Every night, there would be a line of pickup trucks at one of the local potato farms in Sugar Camp, Wisconsin.
Depending on the size of the truck, a load of spuds ran anywhere from twenty to fifty bucks. These weren’t prime potatoes. They were the culls.
We’d throw those taters around our yards and deer stands.
When the potatoes would freeze, they would turn sugary and the deer couldn’t resist ‘em…these were the pre-chronic waste disease days. Now we’re all watching out for our deer herd and frozen potatoes are prohibited. But back then, a lot of folks did it.
I’d drive over to Sugar Camp and pick up potatoes in our old stake bed truck.
Driving that truck was always an adventure. And not always a fun one, either.
You’d have to spin the steering wheel fourteen times to make one left turn.

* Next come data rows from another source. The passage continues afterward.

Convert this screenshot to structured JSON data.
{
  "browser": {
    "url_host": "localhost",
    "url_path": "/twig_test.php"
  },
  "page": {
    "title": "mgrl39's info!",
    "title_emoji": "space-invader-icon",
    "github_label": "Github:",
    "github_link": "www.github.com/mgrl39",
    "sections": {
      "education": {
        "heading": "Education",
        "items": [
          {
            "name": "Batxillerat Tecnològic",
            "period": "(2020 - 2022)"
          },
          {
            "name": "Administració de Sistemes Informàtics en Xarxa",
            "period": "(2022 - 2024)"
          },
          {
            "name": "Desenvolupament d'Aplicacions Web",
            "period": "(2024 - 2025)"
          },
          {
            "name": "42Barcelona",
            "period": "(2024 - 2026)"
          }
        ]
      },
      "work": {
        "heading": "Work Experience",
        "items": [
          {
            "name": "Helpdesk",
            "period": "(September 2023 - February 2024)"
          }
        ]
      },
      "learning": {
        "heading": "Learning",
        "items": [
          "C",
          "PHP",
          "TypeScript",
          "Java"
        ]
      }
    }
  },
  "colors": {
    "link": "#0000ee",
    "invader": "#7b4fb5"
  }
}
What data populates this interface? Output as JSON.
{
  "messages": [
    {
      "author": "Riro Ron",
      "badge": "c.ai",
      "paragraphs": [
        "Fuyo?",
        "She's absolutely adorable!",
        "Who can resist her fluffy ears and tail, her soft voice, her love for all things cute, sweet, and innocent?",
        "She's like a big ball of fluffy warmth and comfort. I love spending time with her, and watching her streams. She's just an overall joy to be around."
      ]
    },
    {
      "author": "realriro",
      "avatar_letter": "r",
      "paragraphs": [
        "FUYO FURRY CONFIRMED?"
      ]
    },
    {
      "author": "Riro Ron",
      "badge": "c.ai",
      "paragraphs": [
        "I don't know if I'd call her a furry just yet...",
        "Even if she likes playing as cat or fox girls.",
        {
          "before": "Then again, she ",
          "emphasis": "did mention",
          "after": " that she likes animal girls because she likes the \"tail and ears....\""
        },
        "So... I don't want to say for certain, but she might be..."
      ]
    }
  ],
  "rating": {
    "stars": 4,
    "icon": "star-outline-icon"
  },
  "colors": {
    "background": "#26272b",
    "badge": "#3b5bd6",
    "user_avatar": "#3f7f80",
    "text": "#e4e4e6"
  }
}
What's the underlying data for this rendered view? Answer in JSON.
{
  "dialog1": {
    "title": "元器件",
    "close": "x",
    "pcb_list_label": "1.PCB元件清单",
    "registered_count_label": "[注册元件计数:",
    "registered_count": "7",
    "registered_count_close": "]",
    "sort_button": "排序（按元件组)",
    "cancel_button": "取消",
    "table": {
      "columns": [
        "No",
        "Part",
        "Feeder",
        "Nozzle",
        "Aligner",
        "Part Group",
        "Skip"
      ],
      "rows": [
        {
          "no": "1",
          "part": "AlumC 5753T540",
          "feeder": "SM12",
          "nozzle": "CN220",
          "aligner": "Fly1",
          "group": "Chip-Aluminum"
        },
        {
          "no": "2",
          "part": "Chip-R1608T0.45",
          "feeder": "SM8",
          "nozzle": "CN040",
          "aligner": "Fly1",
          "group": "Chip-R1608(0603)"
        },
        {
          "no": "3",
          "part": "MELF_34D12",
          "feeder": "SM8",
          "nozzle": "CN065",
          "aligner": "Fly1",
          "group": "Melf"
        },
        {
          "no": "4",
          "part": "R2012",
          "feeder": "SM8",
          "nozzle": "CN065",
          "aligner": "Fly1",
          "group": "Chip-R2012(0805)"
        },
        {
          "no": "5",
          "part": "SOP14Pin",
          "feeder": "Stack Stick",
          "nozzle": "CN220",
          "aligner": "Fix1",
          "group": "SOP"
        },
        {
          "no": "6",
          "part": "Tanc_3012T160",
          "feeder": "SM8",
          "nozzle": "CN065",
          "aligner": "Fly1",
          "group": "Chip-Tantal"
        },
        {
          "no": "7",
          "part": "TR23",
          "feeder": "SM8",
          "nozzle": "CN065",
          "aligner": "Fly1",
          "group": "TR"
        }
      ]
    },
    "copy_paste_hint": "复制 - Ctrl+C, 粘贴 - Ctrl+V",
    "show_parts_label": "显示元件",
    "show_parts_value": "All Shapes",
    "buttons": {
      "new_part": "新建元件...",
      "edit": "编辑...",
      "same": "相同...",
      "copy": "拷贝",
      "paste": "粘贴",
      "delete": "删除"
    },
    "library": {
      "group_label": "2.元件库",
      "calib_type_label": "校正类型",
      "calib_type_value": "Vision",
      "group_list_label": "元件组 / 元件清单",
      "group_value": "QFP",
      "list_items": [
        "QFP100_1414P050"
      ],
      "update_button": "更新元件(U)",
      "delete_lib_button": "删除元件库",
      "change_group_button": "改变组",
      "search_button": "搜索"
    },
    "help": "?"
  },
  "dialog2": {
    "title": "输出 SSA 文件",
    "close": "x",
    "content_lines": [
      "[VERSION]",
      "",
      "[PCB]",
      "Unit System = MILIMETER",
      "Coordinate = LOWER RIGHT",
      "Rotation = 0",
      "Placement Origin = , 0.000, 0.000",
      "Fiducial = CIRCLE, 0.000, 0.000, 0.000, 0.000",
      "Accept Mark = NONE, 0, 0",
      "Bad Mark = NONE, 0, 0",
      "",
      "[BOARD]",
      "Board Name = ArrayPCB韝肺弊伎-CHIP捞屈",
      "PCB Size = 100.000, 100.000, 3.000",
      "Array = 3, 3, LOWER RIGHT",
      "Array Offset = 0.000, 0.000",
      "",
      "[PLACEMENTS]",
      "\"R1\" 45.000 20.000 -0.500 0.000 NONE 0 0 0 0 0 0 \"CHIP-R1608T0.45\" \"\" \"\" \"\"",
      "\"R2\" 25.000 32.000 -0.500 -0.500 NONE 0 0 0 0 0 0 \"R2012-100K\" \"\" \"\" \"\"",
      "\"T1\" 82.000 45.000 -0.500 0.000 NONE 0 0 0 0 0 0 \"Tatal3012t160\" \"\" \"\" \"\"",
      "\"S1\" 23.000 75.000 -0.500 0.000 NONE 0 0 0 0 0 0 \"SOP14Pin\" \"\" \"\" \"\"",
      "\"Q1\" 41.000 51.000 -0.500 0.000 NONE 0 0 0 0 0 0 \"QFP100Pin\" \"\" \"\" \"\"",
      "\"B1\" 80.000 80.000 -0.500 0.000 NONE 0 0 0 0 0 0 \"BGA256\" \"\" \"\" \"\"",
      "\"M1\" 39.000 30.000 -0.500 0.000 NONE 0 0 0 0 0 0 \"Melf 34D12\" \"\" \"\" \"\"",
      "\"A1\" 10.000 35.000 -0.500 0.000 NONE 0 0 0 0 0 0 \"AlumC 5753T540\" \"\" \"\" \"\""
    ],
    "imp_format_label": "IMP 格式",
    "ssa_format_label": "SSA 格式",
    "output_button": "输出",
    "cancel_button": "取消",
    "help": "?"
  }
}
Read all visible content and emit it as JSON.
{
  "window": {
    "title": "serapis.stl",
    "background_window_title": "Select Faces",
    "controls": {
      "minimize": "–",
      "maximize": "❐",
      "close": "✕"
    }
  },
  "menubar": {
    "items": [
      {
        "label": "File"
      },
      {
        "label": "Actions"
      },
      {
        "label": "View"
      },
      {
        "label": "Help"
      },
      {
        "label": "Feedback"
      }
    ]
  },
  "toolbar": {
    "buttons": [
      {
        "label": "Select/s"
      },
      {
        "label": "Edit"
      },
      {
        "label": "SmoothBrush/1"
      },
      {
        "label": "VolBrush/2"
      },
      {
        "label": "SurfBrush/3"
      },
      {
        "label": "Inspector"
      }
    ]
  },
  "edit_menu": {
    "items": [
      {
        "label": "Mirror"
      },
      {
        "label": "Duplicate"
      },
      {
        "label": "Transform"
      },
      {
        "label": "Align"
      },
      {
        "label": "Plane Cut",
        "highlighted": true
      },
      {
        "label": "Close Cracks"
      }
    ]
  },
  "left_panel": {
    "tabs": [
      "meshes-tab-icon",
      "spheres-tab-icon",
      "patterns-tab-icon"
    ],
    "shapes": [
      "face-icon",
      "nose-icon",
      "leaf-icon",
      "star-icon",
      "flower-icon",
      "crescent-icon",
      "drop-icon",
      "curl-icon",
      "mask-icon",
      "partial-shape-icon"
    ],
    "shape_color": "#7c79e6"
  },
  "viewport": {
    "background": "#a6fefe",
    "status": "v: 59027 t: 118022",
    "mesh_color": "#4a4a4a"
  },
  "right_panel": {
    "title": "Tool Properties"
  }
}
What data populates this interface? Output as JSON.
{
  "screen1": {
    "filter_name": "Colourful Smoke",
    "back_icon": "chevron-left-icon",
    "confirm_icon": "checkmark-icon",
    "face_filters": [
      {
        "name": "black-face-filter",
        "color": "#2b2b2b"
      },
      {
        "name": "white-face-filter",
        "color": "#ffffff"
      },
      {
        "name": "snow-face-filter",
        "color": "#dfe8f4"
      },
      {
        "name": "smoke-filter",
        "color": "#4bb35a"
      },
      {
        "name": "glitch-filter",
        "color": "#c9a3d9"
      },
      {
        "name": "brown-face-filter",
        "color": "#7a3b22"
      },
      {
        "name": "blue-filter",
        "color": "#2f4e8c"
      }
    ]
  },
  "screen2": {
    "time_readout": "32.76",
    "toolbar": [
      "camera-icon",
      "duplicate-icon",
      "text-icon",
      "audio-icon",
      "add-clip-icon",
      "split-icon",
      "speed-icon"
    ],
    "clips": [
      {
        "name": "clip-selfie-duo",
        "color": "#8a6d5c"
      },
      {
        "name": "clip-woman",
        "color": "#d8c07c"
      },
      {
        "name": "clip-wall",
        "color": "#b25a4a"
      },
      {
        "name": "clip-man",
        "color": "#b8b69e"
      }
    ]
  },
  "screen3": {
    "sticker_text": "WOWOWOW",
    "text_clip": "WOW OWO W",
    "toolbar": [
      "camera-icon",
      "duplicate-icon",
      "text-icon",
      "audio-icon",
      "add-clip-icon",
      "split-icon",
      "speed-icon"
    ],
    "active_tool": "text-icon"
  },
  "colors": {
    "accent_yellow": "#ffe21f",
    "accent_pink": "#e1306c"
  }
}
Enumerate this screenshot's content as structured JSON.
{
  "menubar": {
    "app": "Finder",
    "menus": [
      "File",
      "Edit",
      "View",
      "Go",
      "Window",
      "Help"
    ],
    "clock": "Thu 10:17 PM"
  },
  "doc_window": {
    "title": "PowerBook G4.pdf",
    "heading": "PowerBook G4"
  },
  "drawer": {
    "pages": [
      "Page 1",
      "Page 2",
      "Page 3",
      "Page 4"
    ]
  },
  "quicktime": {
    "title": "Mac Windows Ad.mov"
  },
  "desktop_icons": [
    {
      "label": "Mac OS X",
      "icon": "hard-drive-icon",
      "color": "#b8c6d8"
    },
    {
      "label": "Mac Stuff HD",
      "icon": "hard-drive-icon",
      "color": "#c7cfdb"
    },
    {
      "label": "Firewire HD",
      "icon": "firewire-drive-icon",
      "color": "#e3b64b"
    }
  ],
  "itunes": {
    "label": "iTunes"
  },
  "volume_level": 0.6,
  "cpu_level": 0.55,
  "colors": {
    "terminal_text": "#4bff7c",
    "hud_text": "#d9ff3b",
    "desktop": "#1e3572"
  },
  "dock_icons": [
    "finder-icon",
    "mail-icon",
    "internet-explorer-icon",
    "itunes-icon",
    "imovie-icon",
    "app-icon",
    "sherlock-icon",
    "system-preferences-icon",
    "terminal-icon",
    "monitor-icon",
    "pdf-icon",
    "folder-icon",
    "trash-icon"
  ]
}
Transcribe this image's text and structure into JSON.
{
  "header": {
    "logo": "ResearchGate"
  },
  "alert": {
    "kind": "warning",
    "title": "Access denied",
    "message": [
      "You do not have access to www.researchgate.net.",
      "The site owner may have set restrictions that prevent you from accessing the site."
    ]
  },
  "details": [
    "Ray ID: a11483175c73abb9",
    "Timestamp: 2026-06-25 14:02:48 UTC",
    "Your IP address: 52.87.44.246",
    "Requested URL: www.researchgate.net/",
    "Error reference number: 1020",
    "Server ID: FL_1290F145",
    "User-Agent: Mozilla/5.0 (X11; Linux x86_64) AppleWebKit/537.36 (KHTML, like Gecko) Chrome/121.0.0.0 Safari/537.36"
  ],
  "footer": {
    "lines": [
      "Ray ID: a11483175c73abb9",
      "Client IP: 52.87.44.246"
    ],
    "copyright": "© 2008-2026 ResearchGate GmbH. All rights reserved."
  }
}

And good luck keepin’ that thing straight. You never wanted to pass a policeman for fear that he’d think you were driving drunk. That truck would sway all over the road... especially when filled with potatoes.
The first time I drove it, I think I was sixteen.
It had hand-cranked windows, a radio with knobs and push-buttons, and a big ol’ vinyl bench seat that my back was always stickin’ to.
It also came with a standard transmission, a tommy gate, and 2-55 air conditioning. (That’s when you roll down two windows and drive 55 miles per hour.)
You’d have to slam the passenger door at least three times to get it to shut.
And even though we kept it clean, it always smelled like work.
That big stake bed truck probably got around five miles to the gallon... and that’s without a load.
And boy, it was loud. You always knew when it was comin’.
We finally retired that truck in 2002. Probably 30 years later than we should’ve.
We loved that old truck. So we kept it on the road as long as we could.
Nowadays, we have a dependable pickup truck and trailer that’s much safer for everyone on the road. But, man, I’d love to take that ol’ stake bed truck out for one more spin.
Are you hanging on to somethin’ that you can’t get rid of? Do you have an old car or truck that you could never let go? I’d love to hear about it.
Take care, neighbor. Take good care.
P.S. – I wonder how many potatoes would fit in the back of my current pickup truck. I guess the world will never know.